*Try it*
Where does the word "this" appear in the data? Copy every line that holds it.

*Interface dataset entries*
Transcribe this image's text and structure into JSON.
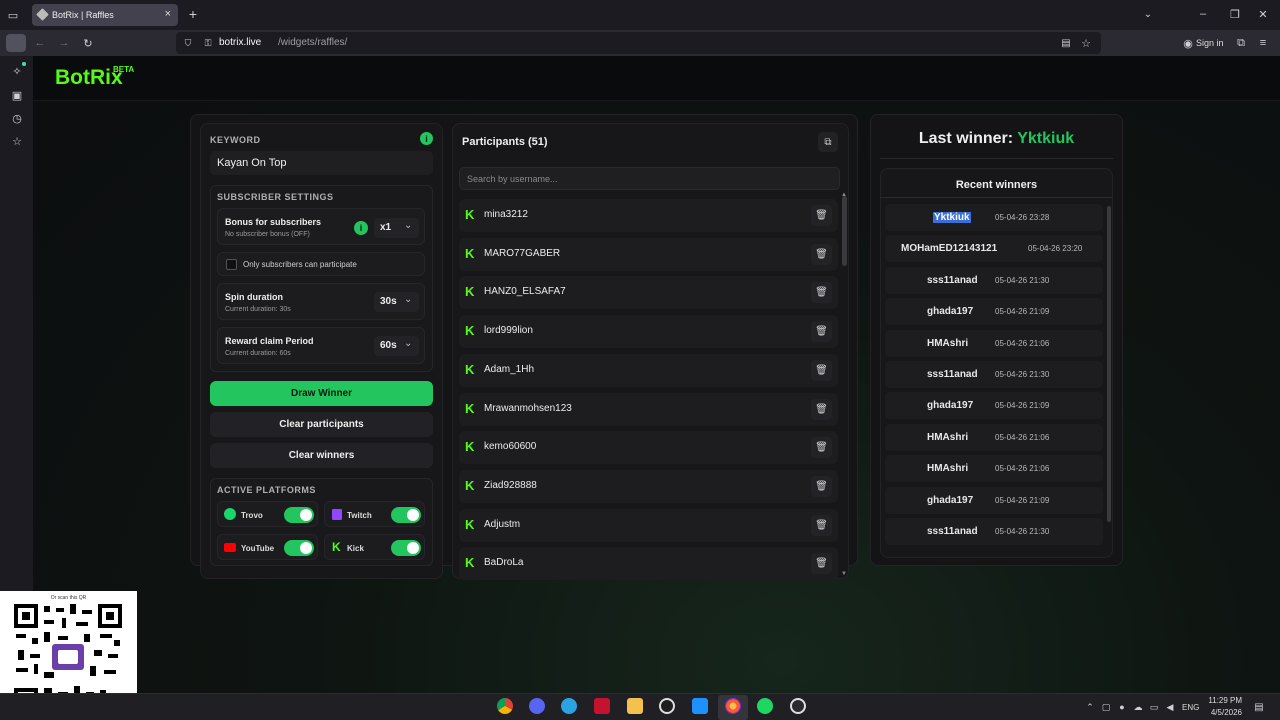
{
  "browser": {
    "tab_title": "BotRix | Raffles",
    "url_host": "botrix.live",
    "url_path": "/widgets/raffles/",
    "sign_in": "Sign in"
  },
  "brand": {
    "name": "BotRix",
    "badge": "BETA"
  },
  "settings": {
    "keyword_label": "KEYWORD",
    "keyword_value": "Kayan On Top",
    "subscriber_settings_label": "SUBSCRIBER SETTINGS",
    "bonus_title": "Bonus for subscribers",
    "bonus_sub": "No subscriber bonus (OFF)",
    "bonus_value": "x1",
    "only_subs_label": "Only subscribers can participate",
    "spin_title": "Spin duration",
    "spin_sub": "Current duration: 30s",
    "spin_value": "30s",
    "reward_title": "Reward claim Period",
    "reward_sub": "Current duration: 60s",
    "reward_value": "60s",
    "draw_button": "Draw Winner",
    "clear_participants_button": "Clear participants",
    "clear_winners_button": "Clear winners",
    "active_platforms_label": "ACTIVE PLATFORMS",
    "platforms": [
      "Trovo",
      "Twitch",
      "YouTube",
      "Kick"
    ]
  },
  "participants": {
    "title": "Participants (51)",
    "search_placeholder": "Search by username...",
    "items": [
      "mina3212",
      "MARO77GABER",
      "HANZ0_ELSAFA7",
      "lord999lion",
      "Adam_1Hh",
      "Mrawanmohsen123",
      "kemo60600",
      "Ziad928888",
      "Adjustm",
      "BaDroLa"
    ]
  },
  "winners": {
    "last_label": "Last winner:",
    "last_name": "Yktkiuk",
    "recent_title": "Recent winners",
    "items": [
      {
        "name": "Yktkiuk",
        "date": "05-04-26 23:28"
      },
      {
        "name": "MOHamED12143121",
        "date": "05-04-26 23:20"
      },
      {
        "name": "sss11anad",
        "date": "05-04-26 21:30"
      },
      {
        "name": "ghada197",
        "date": "05-04-26 21:09"
      },
      {
        "name": "HMAshri",
        "date": "05-04-26 21:06"
      },
      {
        "name": "sss11anad",
        "date": "05-04-26 21:30"
      },
      {
        "name": "ghada197",
        "date": "05-04-26 21:09"
      },
      {
        "name": "HMAshri",
        "date": "05-04-26 21:06"
      },
      {
        "name": "HMAshri",
        "date": "05-04-26 21:06"
      },
      {
        "name": "ghada197",
        "date": "05-04-26 21:09"
      },
      {
        "name": "sss11anad",
        "date": "05-04-26 21:30"
      }
    ]
  },
  "qr": {
    "caption": "Or scan this QR"
  },
  "taskbar": {
    "lang": "ENG",
    "time": "11:29 PM",
    "date": "4/5/2026"
  },
  "colors": {
    "accent": "#22c55e",
    "brand_green": "#53fc18",
    "bg": "#0c0d0f"
  }
}
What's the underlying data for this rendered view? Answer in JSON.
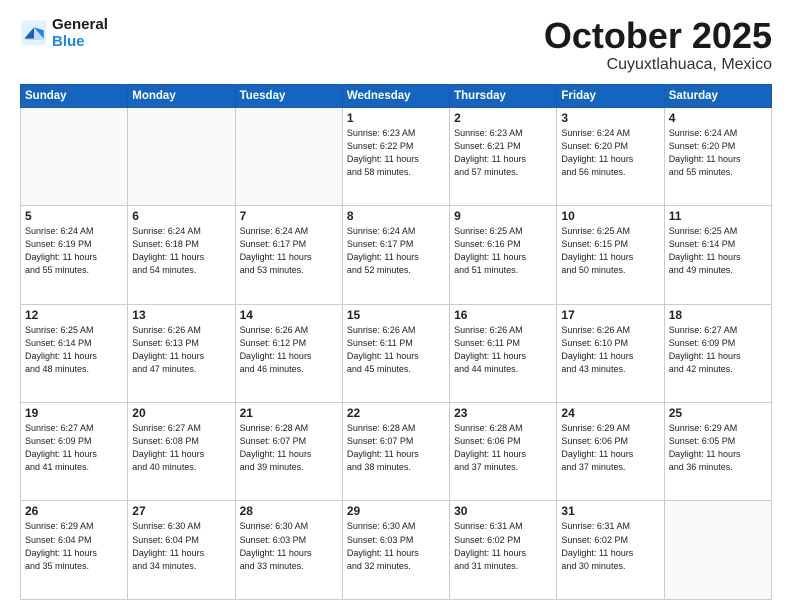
{
  "logo": {
    "line1": "General",
    "line2": "Blue"
  },
  "title": "October 2025",
  "subtitle": "Cuyuxtlahuaca, Mexico",
  "days_of_week": [
    "Sunday",
    "Monday",
    "Tuesday",
    "Wednesday",
    "Thursday",
    "Friday",
    "Saturday"
  ],
  "weeks": [
    [
      {
        "day": "",
        "info": ""
      },
      {
        "day": "",
        "info": ""
      },
      {
        "day": "",
        "info": ""
      },
      {
        "day": "1",
        "info": "Sunrise: 6:23 AM\nSunset: 6:22 PM\nDaylight: 11 hours\nand 58 minutes."
      },
      {
        "day": "2",
        "info": "Sunrise: 6:23 AM\nSunset: 6:21 PM\nDaylight: 11 hours\nand 57 minutes."
      },
      {
        "day": "3",
        "info": "Sunrise: 6:24 AM\nSunset: 6:20 PM\nDaylight: 11 hours\nand 56 minutes."
      },
      {
        "day": "4",
        "info": "Sunrise: 6:24 AM\nSunset: 6:20 PM\nDaylight: 11 hours\nand 55 minutes."
      }
    ],
    [
      {
        "day": "5",
        "info": "Sunrise: 6:24 AM\nSunset: 6:19 PM\nDaylight: 11 hours\nand 55 minutes."
      },
      {
        "day": "6",
        "info": "Sunrise: 6:24 AM\nSunset: 6:18 PM\nDaylight: 11 hours\nand 54 minutes."
      },
      {
        "day": "7",
        "info": "Sunrise: 6:24 AM\nSunset: 6:17 PM\nDaylight: 11 hours\nand 53 minutes."
      },
      {
        "day": "8",
        "info": "Sunrise: 6:24 AM\nSunset: 6:17 PM\nDaylight: 11 hours\nand 52 minutes."
      },
      {
        "day": "9",
        "info": "Sunrise: 6:25 AM\nSunset: 6:16 PM\nDaylight: 11 hours\nand 51 minutes."
      },
      {
        "day": "10",
        "info": "Sunrise: 6:25 AM\nSunset: 6:15 PM\nDaylight: 11 hours\nand 50 minutes."
      },
      {
        "day": "11",
        "info": "Sunrise: 6:25 AM\nSunset: 6:14 PM\nDaylight: 11 hours\nand 49 minutes."
      }
    ],
    [
      {
        "day": "12",
        "info": "Sunrise: 6:25 AM\nSunset: 6:14 PM\nDaylight: 11 hours\nand 48 minutes."
      },
      {
        "day": "13",
        "info": "Sunrise: 6:26 AM\nSunset: 6:13 PM\nDaylight: 11 hours\nand 47 minutes."
      },
      {
        "day": "14",
        "info": "Sunrise: 6:26 AM\nSunset: 6:12 PM\nDaylight: 11 hours\nand 46 minutes."
      },
      {
        "day": "15",
        "info": "Sunrise: 6:26 AM\nSunset: 6:11 PM\nDaylight: 11 hours\nand 45 minutes."
      },
      {
        "day": "16",
        "info": "Sunrise: 6:26 AM\nSunset: 6:11 PM\nDaylight: 11 hours\nand 44 minutes."
      },
      {
        "day": "17",
        "info": "Sunrise: 6:26 AM\nSunset: 6:10 PM\nDaylight: 11 hours\nand 43 minutes."
      },
      {
        "day": "18",
        "info": "Sunrise: 6:27 AM\nSunset: 6:09 PM\nDaylight: 11 hours\nand 42 minutes."
      }
    ],
    [
      {
        "day": "19",
        "info": "Sunrise: 6:27 AM\nSunset: 6:09 PM\nDaylight: 11 hours\nand 41 minutes."
      },
      {
        "day": "20",
        "info": "Sunrise: 6:27 AM\nSunset: 6:08 PM\nDaylight: 11 hours\nand 40 minutes."
      },
      {
        "day": "21",
        "info": "Sunrise: 6:28 AM\nSunset: 6:07 PM\nDaylight: 11 hours\nand 39 minutes."
      },
      {
        "day": "22",
        "info": "Sunrise: 6:28 AM\nSunset: 6:07 PM\nDaylight: 11 hours\nand 38 minutes."
      },
      {
        "day": "23",
        "info": "Sunrise: 6:28 AM\nSunset: 6:06 PM\nDaylight: 11 hours\nand 37 minutes."
      },
      {
        "day": "24",
        "info": "Sunrise: 6:29 AM\nSunset: 6:06 PM\nDaylight: 11 hours\nand 37 minutes."
      },
      {
        "day": "25",
        "info": "Sunrise: 6:29 AM\nSunset: 6:05 PM\nDaylight: 11 hours\nand 36 minutes."
      }
    ],
    [
      {
        "day": "26",
        "info": "Sunrise: 6:29 AM\nSunset: 6:04 PM\nDaylight: 11 hours\nand 35 minutes."
      },
      {
        "day": "27",
        "info": "Sunrise: 6:30 AM\nSunset: 6:04 PM\nDaylight: 11 hours\nand 34 minutes."
      },
      {
        "day": "28",
        "info": "Sunrise: 6:30 AM\nSunset: 6:03 PM\nDaylight: 11 hours\nand 33 minutes."
      },
      {
        "day": "29",
        "info": "Sunrise: 6:30 AM\nSunset: 6:03 PM\nDaylight: 11 hours\nand 32 minutes."
      },
      {
        "day": "30",
        "info": "Sunrise: 6:31 AM\nSunset: 6:02 PM\nDaylight: 11 hours\nand 31 minutes."
      },
      {
        "day": "31",
        "info": "Sunrise: 6:31 AM\nSunset: 6:02 PM\nDaylight: 11 hours\nand 30 minutes."
      },
      {
        "day": "",
        "info": ""
      }
    ]
  ]
}
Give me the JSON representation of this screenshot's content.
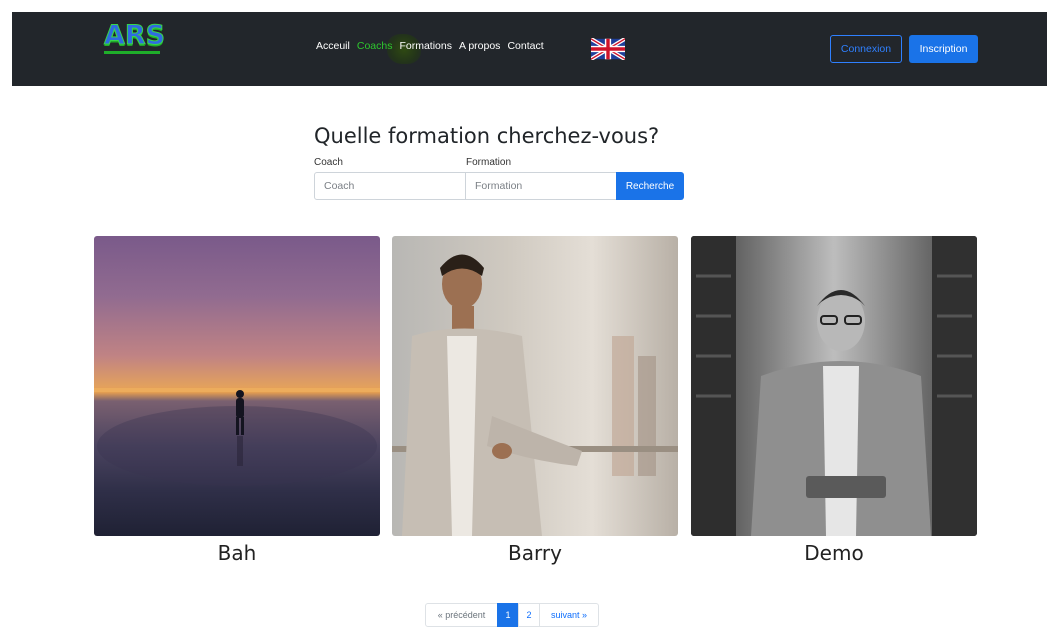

*Written solution*
Transcribe this image's text and structure into JSON.
    "caption": "Or scan this QR"
What's the underlying data for this rendered view? Answer in JSON.
Give me the JSON representation of this screenshot's content.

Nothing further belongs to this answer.